Grant Wood revisited

Year after year, I’m astounded to see the new ways Grant Wood has shaped America’s vision of the Midwestern landscape. His view of Iowa will forever be the quintessential visual reference to our way of life here.

This month, Emily Grosvenor writes about the many places to see Wood’s lasting legacy. Trips to Eldon, Anamosa, Stone City, and Cedar Rapids yield personal glimpses into Wood’s life — something that not many of us can say we’ve experienced. However, each year, Wood enthusiasts make the pilgrimage to these ‘shrines,’ keeping Wood at the forefront of the art world, and remembered as one of art history’s masters.

One location I will personally trek to is Wood’s Cedar Rapids studio, 5 Turner Alley. Close to downtown Cedar Rapids, 5 Turner Alley is owned and operated by the Cedar Rapids Museum of Art, which houses the world’s largest collection of his works. The studio, which has been under renovation since February 2006, is more than just a place Wood lived. It was in this studio that Wood painted one of the world’s most famous works of art — American Gothic.

There, one can peer out the very same windows he did — though the view has changed dramatically over the years — and get a sense of what it may have been like to be him. Many artists can identify with this feeling as they sit in their own studios, brooding over the next brush stroke, or pondering the meaning of life.

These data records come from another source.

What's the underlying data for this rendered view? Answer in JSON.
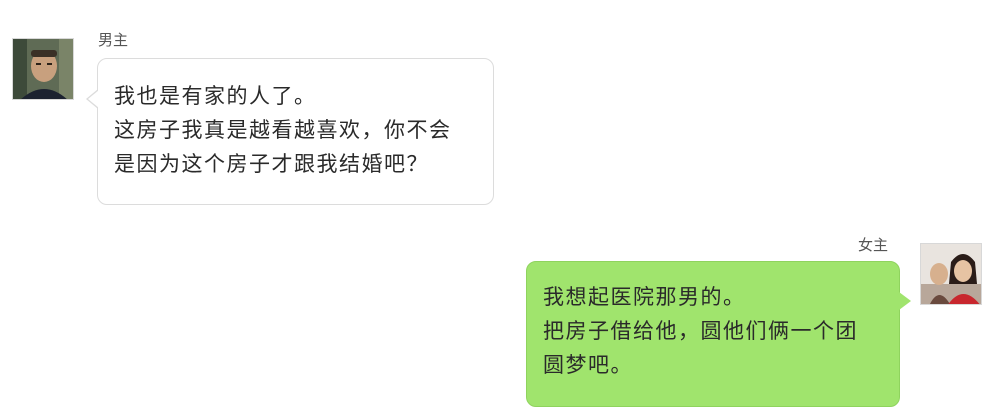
{
  "colors": {
    "incoming_bubble": "#ffffff",
    "outgoing_bubble": "#a0e46d",
    "text": "#2a2a2a",
    "name_text": "#555555"
  },
  "messages": [
    {
      "sender": "男主",
      "side": "left",
      "avatar_icon": "male-avatar-photo",
      "lines": [
        "我也是有家的人了。",
        "这房子我真是越看越喜欢，你不会",
        "是因为这个房子才跟我结婚吧？"
      ]
    },
    {
      "sender": "女主",
      "side": "right",
      "avatar_icon": "female-avatar-photo",
      "lines": [
        "我想起医院那男的。",
        "把房子借给他，圆他们俩一个团",
        "圆梦吧。"
      ]
    }
  ]
}
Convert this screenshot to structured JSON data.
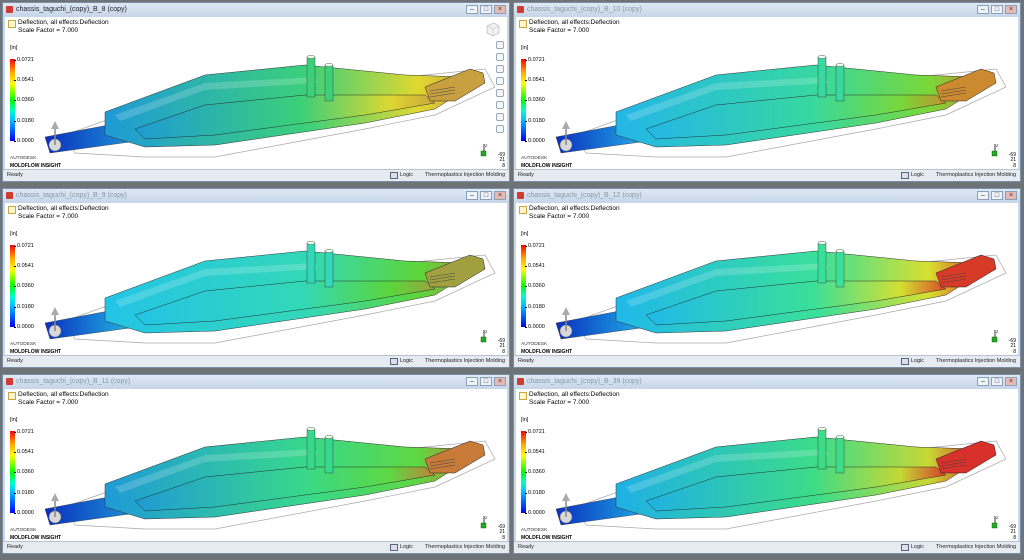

Imagine, just imagine, the what-ifs: will art fans make the pilgrimage to your studio? Will they pass through your town to see what all the excitement is about?

Thanks for reading.
Roderick Kabel